INPUT RECORDS:
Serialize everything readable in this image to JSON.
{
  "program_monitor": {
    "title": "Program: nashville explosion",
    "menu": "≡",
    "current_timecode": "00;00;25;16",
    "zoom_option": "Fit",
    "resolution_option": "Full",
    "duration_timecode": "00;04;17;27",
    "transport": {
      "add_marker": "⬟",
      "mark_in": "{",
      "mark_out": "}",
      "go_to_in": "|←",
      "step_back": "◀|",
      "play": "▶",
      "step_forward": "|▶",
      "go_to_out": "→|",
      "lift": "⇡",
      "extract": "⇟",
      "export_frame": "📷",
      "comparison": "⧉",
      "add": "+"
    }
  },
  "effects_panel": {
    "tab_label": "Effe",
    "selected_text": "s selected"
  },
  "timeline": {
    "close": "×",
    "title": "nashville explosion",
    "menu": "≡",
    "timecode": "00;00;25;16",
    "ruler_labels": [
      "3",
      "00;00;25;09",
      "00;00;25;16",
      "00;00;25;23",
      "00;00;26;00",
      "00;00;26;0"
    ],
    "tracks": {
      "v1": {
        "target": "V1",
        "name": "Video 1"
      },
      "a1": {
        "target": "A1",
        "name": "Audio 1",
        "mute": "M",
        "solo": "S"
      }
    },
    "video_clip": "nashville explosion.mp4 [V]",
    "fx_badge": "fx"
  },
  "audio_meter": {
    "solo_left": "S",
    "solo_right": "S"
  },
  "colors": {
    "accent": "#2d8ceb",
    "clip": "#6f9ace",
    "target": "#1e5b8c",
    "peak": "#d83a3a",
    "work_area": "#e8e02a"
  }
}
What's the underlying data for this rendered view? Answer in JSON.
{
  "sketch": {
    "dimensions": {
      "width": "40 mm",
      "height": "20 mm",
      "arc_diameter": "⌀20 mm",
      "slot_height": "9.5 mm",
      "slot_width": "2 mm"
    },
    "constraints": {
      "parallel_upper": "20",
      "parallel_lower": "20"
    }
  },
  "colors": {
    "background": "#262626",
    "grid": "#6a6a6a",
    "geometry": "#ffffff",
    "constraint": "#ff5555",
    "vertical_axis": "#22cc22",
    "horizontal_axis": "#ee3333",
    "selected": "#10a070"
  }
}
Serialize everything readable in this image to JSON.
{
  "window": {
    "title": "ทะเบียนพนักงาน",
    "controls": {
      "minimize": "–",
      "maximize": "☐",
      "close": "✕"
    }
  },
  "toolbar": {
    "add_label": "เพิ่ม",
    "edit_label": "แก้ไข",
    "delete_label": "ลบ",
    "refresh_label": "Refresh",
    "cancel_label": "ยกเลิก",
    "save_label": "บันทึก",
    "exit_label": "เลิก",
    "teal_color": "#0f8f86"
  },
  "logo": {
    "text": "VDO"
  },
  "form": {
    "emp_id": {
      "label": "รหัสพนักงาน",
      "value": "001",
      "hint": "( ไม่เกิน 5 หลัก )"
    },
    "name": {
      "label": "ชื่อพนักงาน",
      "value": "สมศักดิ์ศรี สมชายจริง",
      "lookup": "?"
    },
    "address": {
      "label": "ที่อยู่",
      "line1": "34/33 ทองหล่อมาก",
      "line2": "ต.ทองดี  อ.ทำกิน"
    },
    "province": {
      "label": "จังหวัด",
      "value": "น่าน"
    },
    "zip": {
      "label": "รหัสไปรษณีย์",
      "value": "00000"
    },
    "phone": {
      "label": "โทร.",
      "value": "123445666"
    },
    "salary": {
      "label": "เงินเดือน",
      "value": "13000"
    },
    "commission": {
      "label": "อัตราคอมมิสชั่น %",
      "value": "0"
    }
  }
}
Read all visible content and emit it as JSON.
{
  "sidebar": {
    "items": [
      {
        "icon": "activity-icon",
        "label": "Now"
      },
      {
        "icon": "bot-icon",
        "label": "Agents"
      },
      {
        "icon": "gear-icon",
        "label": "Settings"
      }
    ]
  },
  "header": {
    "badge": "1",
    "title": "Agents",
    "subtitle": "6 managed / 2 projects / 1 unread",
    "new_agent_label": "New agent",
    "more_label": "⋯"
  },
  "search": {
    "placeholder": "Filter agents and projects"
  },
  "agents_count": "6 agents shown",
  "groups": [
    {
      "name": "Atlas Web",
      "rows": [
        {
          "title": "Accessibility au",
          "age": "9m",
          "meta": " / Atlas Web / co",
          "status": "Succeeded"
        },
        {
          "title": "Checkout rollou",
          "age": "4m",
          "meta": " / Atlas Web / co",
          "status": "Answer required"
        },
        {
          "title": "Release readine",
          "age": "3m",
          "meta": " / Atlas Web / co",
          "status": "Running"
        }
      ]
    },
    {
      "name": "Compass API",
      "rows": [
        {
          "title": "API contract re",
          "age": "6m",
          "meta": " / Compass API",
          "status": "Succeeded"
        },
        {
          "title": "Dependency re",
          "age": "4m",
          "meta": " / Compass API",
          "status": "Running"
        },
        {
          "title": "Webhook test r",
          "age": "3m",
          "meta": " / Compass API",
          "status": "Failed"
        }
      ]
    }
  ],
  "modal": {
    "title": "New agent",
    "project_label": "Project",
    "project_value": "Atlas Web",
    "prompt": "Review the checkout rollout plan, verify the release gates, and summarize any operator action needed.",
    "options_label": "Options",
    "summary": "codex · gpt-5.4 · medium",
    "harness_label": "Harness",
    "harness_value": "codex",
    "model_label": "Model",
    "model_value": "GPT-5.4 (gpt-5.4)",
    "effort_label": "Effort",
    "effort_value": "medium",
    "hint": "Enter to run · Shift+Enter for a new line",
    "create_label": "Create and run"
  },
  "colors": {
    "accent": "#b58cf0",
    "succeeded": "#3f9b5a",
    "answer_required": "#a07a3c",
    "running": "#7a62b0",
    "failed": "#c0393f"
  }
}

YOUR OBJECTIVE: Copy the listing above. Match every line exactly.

ANSWER:
Serialize everything readable in this image to JSON.
{
  "program_monitor": {
    "title": "Program: nashville explosion",
    "menu": "≡",
    "current_timecode": "00;00;25;16",
    "zoom_option": "Fit",
    "resolution_option": "Full",
    "duration_timecode": "00;04;17;27",
    "transport": {
      "add_marker": "⬟",
      "mark_in": "{",
      "mark_out": "}",
      "go_to_in": "|←",
      "step_back": "◀|",
      "play": "▶",
      "step_forward": "|▶",
      "go_to_out": "→|",
      "lift": "⇡",
      "extract": "⇟",
      "export_frame": "📷",
      "comparison": "⧉",
      "add": "+"
    }
  },
  "effects_panel": {
    "tab_label": "Effe",
    "selected_text": "s selected"
  },
  "timeline": {
    "close": "×",
    "title": "nashville explosion",
    "menu": "≡",
    "timecode": "00;00;25;16",
    "ruler_labels": [
      "3",
      "00;00;25;09",
      "00;00;25;16",
      "00;00;25;23",
      "00;00;26;00",
      "00;00;26;0"
    ],
    "tracks": {
      "v1": {
        "target": "V1",
        "name": "Video 1"
      },
      "a1": {
        "target": "A1",
        "name": "Audio 1",
        "mute": "M",
        "solo": "S"
      }
    },
    "video_clip": "nashville explosion.mp4 [V]",
    "fx_badge": "fx"
  },
  "audio_meter": {
    "solo_left": "S",
    "solo_right": "S"
  },
  "colors": {
    "accent": "#2d8ceb",
    "clip": "#6f9ace",
    "target": "#1e5b8c",
    "peak": "#d83a3a",
    "work_area": "#e8e02a"
  }
}
What's the underlying data for this rendered view? Answer in JSON.
{
  "sketch": {
    "dimensions": {
      "width": "40 mm",
      "height": "20 mm",
      "arc_diameter": "⌀20 mm",
      "slot_height": "9.5 mm",
      "slot_width": "2 mm"
    },
    "constraints": {
      "parallel_upper": "20",
      "parallel_lower": "20"
    }
  },
  "colors": {
    "background": "#262626",
    "grid": "#6a6a6a",
    "geometry": "#ffffff",
    "constraint": "#ff5555",
    "vertical_axis": "#22cc22",
    "horizontal_axis": "#ee3333",
    "selected": "#10a070"
  }
}
Serialize everything readable in this image to JSON.
{
  "window": {
    "title": "ทะเบียนพนักงาน",
    "controls": {
      "minimize": "–",
      "maximize": "☐",
      "close": "✕"
    }
  },
  "toolbar": {
    "add_label": "เพิ่ม",
    "edit_label": "แก้ไข",
    "delete_label": "ลบ",
    "refresh_label": "Refresh",
    "cancel_label": "ยกเลิก",
    "save_label": "บันทึก",
    "exit_label": "เลิก",
    "teal_color": "#0f8f86"
  },
  "logo": {
    "text": "VDO"
  },
  "form": {
    "emp_id": {
      "label": "รหัสพนักงาน",
      "value": "001",
      "hint": "( ไม่เกิน 5 หลัก )"
    },
    "name": {
      "label": "ชื่อพนักงาน",
      "value": "สมศักดิ์ศรี สมชายจริง",
      "lookup": "?"
    },
    "address": {
      "label": "ที่อยู่",
      "line1": "34/33 ทองหล่อมาก",
      "line2": "ต.ทองดี  อ.ทำกิน"
    },
    "province": {
      "label": "จังหวัด",
      "value": "น่าน"
    },
    "zip": {
      "label": "รหัสไปรษณีย์",
      "value": "00000"
    },
    "phone": {
      "label": "โทร.",
      "value": "123445666"
    },
    "salary": {
      "label": "เงินเดือน",
      "value": "13000"
    },
    "commission": {
      "label": "อัตราคอมมิสชั่น %",
      "value": "0"
    }
  }
}
Read all visible content and emit it as JSON.
{
  "sidebar": {
    "items": [
      {
        "icon": "activity-icon",
        "label": "Now"
      },
      {
        "icon": "bot-icon",
        "label": "Agents"
      },
      {
        "icon": "gear-icon",
        "label": "Settings"
      }
    ]
  },
  "header": {
    "badge": "1",
    "title": "Agents",
    "subtitle": "6 managed / 2 projects / 1 unread",
    "new_agent_label": "New agent",
    "more_label": "⋯"
  },
  "search": {
    "placeholder": "Filter agents and projects"
  },
  "agents_count": "6 agents shown",
  "groups": [
    {
      "name": "Atlas Web",
      "rows": [
        {
          "title": "Accessibility au",
          "age": "9m",
          "meta": " / Atlas Web / co",
          "status": "Succeeded"
        },
        {
          "title": "Checkout rollou",
          "age": "4m",
          "meta": " / Atlas Web / co",
          "status": "Answer required"
        },
        {
          "title": "Release readine",
          "age": "3m",
          "meta": " / Atlas Web / co",
          "status": "Running"
        }
      ]
    },
    {
      "name": "Compass API",
      "rows": [
        {
          "title": "API contract re",
          "age": "6m",
          "meta": " / Compass API",
          "status": "Succeeded"
        },
        {
          "title": "Dependency re",
          "age": "4m",
          "meta": " / Compass API",
          "status": "Running"
        },
        {
          "title": "Webhook test r",
          "age": "3m",
          "meta": " / Compass API",
          "status": "Failed"
        }
      ]
    }
  ],
  "modal": {
    "title": "New agent",
    "project_label": "Project",
    "project_value": "Atlas Web",
    "prompt": "Review the checkout rollout plan, verify the release gates, and summarize any operator action needed.",
    "options_label": "Options",
    "summary": "codex · gpt-5.4 · medium",
    "harness_label": "Harness",
    "harness_value": "codex",
    "model_label": "Model",
    "model_value": "GPT-5.4 (gpt-5.4)",
    "effort_label": "Effort",
    "effort_value": "medium",
    "hint": "Enter to run · Shift+Enter for a new line",
    "create_label": "Create and run"
  },
  "colors": {
    "accent": "#b58cf0",
    "succeeded": "#3f9b5a",
    "answer_required": "#a07a3c",
    "running": "#7a62b0",
    "failed": "#c0393f"
  }
}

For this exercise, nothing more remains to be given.